GenOn Energy will pay $3.75 million to settle a lawsuit brought by Penn Environment and the Sierra Club for more than 8,000 violations of the Clean Water Act at its coal-fired power plant on the Conemaugh River near Johnstown. All violations (including excess iron, aluminum, manganese, selenium and boron) must cease by February. There will be automatic penalties for any future violations. The federal government will get $250,000, and the Foundation for Pennsylvania's Watersheds will use $3.5 million to restore the Conemaugh watershed. GenOn will also pay over $1 million for the plaintiffs' legal costs accrued during the four-year litigation. GenOn is based in Houston, Texas and has about 45 power plants in the U.S.

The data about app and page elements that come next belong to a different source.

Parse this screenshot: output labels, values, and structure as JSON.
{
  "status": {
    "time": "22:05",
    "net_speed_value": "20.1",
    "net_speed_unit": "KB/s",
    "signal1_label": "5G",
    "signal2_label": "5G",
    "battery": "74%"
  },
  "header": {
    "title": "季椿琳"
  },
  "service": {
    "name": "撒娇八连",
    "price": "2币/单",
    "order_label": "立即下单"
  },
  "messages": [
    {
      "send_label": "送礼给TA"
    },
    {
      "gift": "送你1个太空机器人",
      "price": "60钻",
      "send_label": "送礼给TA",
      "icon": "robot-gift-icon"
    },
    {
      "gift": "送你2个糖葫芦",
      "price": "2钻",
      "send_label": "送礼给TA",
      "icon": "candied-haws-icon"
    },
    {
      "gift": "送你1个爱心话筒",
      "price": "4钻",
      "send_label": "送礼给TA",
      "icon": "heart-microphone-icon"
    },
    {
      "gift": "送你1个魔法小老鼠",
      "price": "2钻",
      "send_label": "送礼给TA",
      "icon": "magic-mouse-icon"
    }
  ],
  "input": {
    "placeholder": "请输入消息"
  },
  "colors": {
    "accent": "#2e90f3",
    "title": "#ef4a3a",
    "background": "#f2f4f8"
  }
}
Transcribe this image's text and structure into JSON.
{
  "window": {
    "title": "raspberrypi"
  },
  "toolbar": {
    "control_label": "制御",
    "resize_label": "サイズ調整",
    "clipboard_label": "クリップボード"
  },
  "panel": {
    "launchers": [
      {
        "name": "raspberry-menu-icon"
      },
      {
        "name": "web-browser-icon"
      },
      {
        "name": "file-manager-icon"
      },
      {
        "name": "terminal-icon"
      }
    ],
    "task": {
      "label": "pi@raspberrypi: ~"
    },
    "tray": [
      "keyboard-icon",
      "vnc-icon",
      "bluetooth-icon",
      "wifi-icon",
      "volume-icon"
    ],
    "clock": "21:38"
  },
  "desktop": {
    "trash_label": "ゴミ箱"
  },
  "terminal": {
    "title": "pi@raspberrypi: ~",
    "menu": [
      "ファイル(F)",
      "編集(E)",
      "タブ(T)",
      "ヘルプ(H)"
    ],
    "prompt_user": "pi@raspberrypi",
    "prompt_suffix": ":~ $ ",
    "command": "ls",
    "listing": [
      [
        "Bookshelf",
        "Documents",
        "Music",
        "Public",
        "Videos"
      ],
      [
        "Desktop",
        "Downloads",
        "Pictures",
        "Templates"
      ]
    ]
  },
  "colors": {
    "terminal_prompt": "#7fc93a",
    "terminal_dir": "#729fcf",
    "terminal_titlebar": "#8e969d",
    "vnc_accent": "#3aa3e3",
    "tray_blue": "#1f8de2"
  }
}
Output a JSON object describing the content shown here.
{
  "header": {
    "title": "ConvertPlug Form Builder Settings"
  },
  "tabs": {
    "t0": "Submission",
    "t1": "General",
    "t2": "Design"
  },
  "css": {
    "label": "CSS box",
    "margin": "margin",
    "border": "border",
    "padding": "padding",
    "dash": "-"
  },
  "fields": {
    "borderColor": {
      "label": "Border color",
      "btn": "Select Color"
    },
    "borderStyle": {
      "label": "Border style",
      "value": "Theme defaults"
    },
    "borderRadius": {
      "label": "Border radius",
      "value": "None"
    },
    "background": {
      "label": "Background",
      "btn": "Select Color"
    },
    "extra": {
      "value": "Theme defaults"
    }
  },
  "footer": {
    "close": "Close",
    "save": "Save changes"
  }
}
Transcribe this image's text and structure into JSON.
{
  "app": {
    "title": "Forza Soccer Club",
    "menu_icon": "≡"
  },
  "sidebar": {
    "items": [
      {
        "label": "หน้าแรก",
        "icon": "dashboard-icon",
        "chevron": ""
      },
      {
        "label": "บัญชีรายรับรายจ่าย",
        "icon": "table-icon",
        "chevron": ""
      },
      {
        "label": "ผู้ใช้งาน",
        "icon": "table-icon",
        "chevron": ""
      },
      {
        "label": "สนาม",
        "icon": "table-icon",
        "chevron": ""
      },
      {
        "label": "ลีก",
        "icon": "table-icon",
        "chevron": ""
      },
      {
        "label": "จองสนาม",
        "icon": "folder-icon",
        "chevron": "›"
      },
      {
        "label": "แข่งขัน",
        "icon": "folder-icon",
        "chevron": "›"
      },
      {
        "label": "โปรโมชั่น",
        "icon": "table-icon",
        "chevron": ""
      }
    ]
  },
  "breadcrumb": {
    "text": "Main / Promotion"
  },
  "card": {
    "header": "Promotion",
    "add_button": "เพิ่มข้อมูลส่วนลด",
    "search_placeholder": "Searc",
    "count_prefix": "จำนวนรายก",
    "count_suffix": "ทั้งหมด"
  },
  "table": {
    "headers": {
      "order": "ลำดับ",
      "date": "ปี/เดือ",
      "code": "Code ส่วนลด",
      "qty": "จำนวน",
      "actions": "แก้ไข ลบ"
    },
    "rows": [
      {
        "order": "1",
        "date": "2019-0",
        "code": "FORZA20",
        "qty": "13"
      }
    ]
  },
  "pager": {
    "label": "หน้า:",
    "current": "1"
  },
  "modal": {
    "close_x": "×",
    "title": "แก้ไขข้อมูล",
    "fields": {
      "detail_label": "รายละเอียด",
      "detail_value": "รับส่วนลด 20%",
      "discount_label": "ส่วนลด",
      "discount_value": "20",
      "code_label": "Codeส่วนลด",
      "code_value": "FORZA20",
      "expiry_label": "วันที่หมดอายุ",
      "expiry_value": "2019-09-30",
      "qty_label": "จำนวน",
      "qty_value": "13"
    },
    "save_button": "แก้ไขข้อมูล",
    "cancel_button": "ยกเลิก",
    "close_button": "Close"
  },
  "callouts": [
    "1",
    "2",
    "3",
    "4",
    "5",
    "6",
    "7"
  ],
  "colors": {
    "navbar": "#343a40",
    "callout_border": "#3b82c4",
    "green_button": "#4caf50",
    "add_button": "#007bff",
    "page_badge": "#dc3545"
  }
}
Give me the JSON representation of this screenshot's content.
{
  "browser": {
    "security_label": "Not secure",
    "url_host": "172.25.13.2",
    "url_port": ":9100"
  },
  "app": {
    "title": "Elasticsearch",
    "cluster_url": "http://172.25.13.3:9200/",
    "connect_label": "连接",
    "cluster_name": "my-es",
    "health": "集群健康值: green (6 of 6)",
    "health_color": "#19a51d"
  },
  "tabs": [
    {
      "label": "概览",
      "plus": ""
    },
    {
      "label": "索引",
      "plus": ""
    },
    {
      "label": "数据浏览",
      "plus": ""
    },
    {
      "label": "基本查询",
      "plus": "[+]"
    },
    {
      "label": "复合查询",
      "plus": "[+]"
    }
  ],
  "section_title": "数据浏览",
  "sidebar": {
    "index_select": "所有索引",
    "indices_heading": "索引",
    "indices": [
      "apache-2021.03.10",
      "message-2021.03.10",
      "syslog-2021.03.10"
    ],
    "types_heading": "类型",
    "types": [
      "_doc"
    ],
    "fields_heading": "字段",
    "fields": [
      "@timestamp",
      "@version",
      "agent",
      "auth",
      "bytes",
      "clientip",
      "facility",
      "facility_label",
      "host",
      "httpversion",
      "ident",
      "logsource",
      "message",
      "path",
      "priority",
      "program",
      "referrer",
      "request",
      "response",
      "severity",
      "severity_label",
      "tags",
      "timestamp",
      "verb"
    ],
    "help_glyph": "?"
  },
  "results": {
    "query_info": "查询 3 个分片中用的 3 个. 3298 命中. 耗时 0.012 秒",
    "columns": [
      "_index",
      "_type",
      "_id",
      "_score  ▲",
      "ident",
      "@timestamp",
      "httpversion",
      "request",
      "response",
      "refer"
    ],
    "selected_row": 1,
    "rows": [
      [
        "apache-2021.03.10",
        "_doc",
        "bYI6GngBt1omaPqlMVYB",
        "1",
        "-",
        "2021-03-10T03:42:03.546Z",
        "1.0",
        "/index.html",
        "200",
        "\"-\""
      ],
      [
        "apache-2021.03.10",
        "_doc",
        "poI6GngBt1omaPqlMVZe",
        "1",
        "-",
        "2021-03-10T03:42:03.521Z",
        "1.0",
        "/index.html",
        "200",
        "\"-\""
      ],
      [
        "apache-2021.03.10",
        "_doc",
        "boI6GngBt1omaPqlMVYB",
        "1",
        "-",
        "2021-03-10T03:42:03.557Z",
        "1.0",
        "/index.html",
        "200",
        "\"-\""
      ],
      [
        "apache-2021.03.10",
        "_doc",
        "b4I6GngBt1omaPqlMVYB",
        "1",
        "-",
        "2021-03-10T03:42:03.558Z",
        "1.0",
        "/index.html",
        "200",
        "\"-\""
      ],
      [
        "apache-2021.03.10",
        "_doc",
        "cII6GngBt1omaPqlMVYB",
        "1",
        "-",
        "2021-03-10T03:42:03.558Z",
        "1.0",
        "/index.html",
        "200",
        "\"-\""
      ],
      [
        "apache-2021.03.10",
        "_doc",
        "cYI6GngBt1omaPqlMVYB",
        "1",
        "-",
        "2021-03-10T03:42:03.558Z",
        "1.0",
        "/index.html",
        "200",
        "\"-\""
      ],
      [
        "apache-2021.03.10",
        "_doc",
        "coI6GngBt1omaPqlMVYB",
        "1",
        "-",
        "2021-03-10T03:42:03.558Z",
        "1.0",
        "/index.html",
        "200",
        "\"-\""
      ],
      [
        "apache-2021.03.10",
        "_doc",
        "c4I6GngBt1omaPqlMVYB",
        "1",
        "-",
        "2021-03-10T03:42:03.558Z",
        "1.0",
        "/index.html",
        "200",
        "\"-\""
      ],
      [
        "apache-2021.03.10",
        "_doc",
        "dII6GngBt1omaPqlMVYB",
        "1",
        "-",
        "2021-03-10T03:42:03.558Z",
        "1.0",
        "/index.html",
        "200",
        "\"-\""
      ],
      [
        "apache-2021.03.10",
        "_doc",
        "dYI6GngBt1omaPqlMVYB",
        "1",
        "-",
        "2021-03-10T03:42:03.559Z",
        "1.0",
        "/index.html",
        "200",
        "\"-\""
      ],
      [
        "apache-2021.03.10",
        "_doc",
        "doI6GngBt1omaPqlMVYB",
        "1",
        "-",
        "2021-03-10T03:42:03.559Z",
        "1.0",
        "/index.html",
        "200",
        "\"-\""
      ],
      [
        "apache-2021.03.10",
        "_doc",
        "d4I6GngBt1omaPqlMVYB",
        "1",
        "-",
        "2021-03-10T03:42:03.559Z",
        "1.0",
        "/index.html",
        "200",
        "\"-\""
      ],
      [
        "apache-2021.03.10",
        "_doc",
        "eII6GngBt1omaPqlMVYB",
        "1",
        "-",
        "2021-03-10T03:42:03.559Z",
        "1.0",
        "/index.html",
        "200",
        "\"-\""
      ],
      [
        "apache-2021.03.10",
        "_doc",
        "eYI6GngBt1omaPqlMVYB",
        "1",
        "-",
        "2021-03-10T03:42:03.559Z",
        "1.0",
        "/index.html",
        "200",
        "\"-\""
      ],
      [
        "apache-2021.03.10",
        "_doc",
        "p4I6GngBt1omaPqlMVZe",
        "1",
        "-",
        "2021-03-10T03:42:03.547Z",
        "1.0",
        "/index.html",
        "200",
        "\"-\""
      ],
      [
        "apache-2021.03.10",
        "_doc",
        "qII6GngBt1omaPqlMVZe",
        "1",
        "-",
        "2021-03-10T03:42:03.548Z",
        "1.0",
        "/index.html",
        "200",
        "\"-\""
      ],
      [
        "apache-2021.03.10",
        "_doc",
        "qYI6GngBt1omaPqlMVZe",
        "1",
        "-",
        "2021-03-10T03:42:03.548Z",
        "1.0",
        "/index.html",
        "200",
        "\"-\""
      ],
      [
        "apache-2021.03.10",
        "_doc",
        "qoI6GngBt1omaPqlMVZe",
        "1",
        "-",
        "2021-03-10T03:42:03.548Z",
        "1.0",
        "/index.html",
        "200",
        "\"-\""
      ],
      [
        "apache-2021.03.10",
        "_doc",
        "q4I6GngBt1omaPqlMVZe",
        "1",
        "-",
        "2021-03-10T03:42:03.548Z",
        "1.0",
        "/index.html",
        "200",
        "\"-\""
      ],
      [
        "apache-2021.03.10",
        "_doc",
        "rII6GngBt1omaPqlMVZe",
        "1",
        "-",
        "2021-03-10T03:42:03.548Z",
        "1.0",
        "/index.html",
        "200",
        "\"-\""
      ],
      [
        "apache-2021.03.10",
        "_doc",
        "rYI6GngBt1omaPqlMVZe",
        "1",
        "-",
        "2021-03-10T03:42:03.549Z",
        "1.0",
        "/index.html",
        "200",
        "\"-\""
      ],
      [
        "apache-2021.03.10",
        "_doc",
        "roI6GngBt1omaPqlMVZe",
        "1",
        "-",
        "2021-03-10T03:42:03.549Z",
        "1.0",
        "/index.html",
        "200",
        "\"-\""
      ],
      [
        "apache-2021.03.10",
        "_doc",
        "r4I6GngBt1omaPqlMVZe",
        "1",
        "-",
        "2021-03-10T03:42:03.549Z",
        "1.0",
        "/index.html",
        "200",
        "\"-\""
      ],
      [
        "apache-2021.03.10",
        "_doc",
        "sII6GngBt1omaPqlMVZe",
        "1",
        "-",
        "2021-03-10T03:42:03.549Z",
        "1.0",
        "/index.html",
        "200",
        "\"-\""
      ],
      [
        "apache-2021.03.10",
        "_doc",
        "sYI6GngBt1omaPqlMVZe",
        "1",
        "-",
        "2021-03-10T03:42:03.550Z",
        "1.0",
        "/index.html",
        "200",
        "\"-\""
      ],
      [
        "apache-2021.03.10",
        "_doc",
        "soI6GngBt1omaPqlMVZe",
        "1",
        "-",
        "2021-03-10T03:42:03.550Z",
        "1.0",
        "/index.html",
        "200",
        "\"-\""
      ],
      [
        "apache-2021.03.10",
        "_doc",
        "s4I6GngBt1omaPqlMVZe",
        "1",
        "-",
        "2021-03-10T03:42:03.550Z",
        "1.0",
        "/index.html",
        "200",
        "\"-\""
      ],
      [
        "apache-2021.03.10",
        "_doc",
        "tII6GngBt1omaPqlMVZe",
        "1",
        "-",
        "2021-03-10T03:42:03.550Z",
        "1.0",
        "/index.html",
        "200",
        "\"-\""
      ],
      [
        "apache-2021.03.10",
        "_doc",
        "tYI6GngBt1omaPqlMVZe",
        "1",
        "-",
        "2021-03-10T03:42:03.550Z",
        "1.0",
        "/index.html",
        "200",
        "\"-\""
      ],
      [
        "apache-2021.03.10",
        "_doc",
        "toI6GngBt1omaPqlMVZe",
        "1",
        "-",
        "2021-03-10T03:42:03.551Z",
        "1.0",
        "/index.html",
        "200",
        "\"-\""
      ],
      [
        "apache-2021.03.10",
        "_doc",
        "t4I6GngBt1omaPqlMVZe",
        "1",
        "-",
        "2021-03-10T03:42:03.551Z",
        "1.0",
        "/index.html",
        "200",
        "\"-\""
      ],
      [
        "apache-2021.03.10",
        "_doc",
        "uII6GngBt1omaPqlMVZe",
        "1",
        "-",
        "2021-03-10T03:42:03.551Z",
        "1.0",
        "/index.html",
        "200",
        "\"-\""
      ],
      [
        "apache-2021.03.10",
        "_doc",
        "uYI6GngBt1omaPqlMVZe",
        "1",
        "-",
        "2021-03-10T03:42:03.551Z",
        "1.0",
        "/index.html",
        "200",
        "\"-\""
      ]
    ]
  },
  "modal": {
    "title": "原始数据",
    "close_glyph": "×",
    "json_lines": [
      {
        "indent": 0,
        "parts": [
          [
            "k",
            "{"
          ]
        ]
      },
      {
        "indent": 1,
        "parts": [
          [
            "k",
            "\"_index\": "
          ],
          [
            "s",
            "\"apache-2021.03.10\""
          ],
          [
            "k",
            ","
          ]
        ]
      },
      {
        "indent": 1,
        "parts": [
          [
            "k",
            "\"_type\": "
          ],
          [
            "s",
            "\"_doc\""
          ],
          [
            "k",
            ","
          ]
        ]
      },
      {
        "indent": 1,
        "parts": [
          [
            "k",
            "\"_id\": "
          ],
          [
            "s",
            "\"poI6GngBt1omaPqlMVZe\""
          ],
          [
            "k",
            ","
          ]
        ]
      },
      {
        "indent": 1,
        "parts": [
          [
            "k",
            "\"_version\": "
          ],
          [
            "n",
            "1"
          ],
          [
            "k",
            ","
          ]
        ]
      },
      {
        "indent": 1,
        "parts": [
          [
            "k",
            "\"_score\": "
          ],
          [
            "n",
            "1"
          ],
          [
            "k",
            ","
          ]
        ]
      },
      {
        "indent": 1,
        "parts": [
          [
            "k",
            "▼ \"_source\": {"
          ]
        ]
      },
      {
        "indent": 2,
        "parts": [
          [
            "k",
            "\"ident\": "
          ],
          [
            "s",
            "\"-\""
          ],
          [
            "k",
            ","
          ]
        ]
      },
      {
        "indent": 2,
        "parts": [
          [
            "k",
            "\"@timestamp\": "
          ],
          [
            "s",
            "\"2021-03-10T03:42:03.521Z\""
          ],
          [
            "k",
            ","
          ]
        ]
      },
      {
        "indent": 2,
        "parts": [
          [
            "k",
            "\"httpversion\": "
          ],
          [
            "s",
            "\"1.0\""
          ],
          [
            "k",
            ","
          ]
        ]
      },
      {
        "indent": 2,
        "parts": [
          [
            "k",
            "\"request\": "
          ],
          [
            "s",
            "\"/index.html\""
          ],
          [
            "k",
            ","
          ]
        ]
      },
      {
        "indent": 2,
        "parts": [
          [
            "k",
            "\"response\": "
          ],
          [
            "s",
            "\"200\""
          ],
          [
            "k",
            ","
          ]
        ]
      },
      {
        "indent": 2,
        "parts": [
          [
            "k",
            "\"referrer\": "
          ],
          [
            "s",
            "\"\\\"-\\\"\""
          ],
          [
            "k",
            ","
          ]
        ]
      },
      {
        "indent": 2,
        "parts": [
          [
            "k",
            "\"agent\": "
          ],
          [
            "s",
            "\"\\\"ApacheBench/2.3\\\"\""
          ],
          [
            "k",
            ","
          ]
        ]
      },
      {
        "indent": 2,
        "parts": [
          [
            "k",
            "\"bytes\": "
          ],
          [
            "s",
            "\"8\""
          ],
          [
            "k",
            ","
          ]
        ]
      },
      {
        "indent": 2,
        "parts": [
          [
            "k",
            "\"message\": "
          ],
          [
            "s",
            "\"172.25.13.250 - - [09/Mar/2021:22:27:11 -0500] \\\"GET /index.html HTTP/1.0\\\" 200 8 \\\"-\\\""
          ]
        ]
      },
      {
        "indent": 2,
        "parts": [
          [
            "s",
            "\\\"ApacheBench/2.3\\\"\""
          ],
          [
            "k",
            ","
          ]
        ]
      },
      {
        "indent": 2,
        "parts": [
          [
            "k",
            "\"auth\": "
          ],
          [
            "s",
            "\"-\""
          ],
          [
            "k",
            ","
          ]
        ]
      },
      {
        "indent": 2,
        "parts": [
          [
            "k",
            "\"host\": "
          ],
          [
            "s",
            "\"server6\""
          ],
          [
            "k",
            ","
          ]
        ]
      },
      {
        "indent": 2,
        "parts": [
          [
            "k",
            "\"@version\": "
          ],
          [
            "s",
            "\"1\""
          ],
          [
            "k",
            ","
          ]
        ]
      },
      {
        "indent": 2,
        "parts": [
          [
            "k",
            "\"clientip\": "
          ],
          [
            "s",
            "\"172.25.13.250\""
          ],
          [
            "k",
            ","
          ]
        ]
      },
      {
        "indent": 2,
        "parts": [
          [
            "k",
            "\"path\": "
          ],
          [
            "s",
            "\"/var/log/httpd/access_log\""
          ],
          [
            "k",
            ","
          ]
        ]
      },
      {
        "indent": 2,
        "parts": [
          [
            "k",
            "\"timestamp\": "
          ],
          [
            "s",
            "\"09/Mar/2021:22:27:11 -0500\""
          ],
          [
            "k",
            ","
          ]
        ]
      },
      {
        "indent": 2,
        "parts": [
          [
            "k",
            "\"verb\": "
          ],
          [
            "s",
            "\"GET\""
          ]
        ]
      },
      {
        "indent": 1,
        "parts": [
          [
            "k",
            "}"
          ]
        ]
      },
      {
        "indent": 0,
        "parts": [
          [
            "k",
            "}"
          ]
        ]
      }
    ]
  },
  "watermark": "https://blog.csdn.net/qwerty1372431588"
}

Josh Kratka of the National Environmental Law Center says the settlement comes after U.S. Magistrate Judge Robert C. Mitchell ruled against the company in March and set a trial date for June 1st to determine the penalty. Pennsylvania's Department of Environmental Protection had a side agreement with GenOn since 2004 allowing the company to postpone compliance with the law, but Judge Mitchell did not excuse the violations. Kratka says such side agreements are not unusual in the state or in the rest of the country. The environmental groups hope this largest penalty ever in Pennsylvania and one of the largest in the country will send a message that pollution doesn't pay.
Kratka says the technology that could have prevented the illegal discharges into the river has been available for years, and GenOn has been able to postpone the installation expense until now.
The settlement goes to Judge Mitchell and the EPA for final approval.